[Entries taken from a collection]
------------------------------------------------------------
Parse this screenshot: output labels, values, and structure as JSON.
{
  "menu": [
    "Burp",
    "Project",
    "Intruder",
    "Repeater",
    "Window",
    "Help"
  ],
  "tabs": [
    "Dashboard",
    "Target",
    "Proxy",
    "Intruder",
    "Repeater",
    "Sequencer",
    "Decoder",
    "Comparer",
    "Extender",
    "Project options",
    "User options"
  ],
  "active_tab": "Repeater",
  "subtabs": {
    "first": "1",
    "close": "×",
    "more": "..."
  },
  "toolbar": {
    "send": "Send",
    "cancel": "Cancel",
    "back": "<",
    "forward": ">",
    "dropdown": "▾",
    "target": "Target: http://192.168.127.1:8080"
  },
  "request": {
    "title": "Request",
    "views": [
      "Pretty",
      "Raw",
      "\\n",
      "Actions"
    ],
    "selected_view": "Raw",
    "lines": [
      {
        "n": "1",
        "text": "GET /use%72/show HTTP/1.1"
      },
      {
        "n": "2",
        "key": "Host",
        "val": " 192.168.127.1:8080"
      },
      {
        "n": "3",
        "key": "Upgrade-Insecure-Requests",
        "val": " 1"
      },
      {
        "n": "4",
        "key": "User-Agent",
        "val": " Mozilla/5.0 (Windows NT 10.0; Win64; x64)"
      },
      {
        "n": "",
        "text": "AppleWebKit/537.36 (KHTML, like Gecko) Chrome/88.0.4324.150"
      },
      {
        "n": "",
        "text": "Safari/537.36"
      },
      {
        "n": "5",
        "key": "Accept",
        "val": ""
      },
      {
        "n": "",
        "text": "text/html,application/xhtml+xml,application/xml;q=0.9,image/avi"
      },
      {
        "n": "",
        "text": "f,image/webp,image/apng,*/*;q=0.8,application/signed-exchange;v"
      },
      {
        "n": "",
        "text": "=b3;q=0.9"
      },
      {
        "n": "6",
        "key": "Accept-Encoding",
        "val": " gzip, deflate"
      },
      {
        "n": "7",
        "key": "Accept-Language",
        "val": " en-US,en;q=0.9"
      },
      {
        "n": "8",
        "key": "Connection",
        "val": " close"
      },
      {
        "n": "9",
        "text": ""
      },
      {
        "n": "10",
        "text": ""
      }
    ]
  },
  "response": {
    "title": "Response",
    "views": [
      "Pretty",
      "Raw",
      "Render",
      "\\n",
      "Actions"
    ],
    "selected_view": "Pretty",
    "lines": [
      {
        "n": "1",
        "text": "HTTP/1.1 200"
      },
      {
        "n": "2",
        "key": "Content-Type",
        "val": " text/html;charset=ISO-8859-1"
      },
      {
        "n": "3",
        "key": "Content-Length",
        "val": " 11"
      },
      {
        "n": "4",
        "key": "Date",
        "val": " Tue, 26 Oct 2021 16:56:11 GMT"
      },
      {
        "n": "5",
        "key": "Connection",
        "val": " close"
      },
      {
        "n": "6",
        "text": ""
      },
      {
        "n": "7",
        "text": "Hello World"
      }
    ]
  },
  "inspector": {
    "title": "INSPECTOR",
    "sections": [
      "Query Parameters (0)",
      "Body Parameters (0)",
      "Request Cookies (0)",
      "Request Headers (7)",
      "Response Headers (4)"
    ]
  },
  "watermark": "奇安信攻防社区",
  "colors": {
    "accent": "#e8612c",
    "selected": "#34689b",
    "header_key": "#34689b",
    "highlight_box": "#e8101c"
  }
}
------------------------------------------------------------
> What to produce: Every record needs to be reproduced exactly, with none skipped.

> Response area:
Parse this screenshot: output labels, values, and structure as JSON.
{
  "menu": [
    "Burp",
    "Project",
    "Intruder",
    "Repeater",
    "Window",
    "Help"
  ],
  "tabs": [
    "Dashboard",
    "Target",
    "Proxy",
    "Intruder",
    "Repeater",
    "Sequencer",
    "Decoder",
    "Comparer",
    "Extender",
    "Project options",
    "User options"
  ],
  "active_tab": "Repeater",
  "subtabs": {
    "first": "1",
    "close": "×",
    "more": "..."
  },
  "toolbar": {
    "send": "Send",
    "cancel": "Cancel",
    "back": "<",
    "forward": ">",
    "dropdown": "▾",
    "target": "Target: http://192.168.127.1:8080"
  },
  "request": {
    "title": "Request",
    "views": [
      "Pretty",
      "Raw",
      "\\n",
      "Actions"
    ],
    "selected_view": "Raw",
    "lines": [
      {
        "n": "1",
        "text": "GET /use%72/show HTTP/1.1"
      },
      {
        "n": "2",
        "key": "Host",
        "val": " 192.168.127.1:8080"
      },
      {
        "n": "3",
        "key": "Upgrade-Insecure-Requests",
        "val": " 1"
      },
      {
        "n": "4",
        "key": "User-Agent",
        "val": " Mozilla/5.0 (Windows NT 10.0; Win64; x64)"
      },
      {
        "n": "",
        "text": "AppleWebKit/537.36 (KHTML, like Gecko) Chrome/88.0.4324.150"
      },
      {
        "n": "",
        "text": "Safari/537.36"
      },
      {
        "n": "5",
        "key": "Accept",
        "val": ""
      },
      {
        "n": "",
        "text": "text/html,application/xhtml+xml,application/xml;q=0.9,image/avi"
      },
      {
        "n": "",
        "text": "f,image/webp,image/apng,*/*;q=0.8,application/signed-exchange;v"
      },
      {
        "n": "",
        "text": "=b3;q=0.9"
      },
      {
        "n": "6",
        "key": "Accept-Encoding",
        "val": " gzip, deflate"
      },
      {
        "n": "7",
        "key": "Accept-Language",
        "val": " en-US,en;q=0.9"
      },
      {
        "n": "8",
        "key": "Connection",
        "val": " close"
      },
      {
        "n": "9",
        "text": ""
      },
      {
        "n": "10",
        "text": ""
      }
    ]
  },
  "response": {
    "title": "Response",
    "views": [
      "Pretty",
      "Raw",
      "Render",
      "\\n",
      "Actions"
    ],
    "selected_view": "Pretty",
    "lines": [
      {
        "n": "1",
        "text": "HTTP/1.1 200"
      },
      {
        "n": "2",
        "key": "Content-Type",
        "val": " text/html;charset=ISO-8859-1"
      },
      {
        "n": "3",
        "key": "Content-Length",
        "val": " 11"
      },
      {
        "n": "4",
        "key": "Date",
        "val": " Tue, 26 Oct 2021 16:56:11 GMT"
      },
      {
        "n": "5",
        "key": "Connection",
        "val": " close"
      },
      {
        "n": "6",
        "text": ""
      },
      {
        "n": "7",
        "text": "Hello World"
      }
    ]
  },
  "inspector": {
    "title": "INSPECTOR",
    "sections": [
      "Query Parameters (0)",
      "Body Parameters (0)",
      "Request Cookies (0)",
      "Request Headers (7)",
      "Response Headers (4)"
    ]
  },
  "watermark": "奇安信攻防社区",
  "colors": {
    "accent": "#e8612c",
    "selected": "#34689b",
    "header_key": "#34689b",
    "highlight_box": "#e8101c"
  }
}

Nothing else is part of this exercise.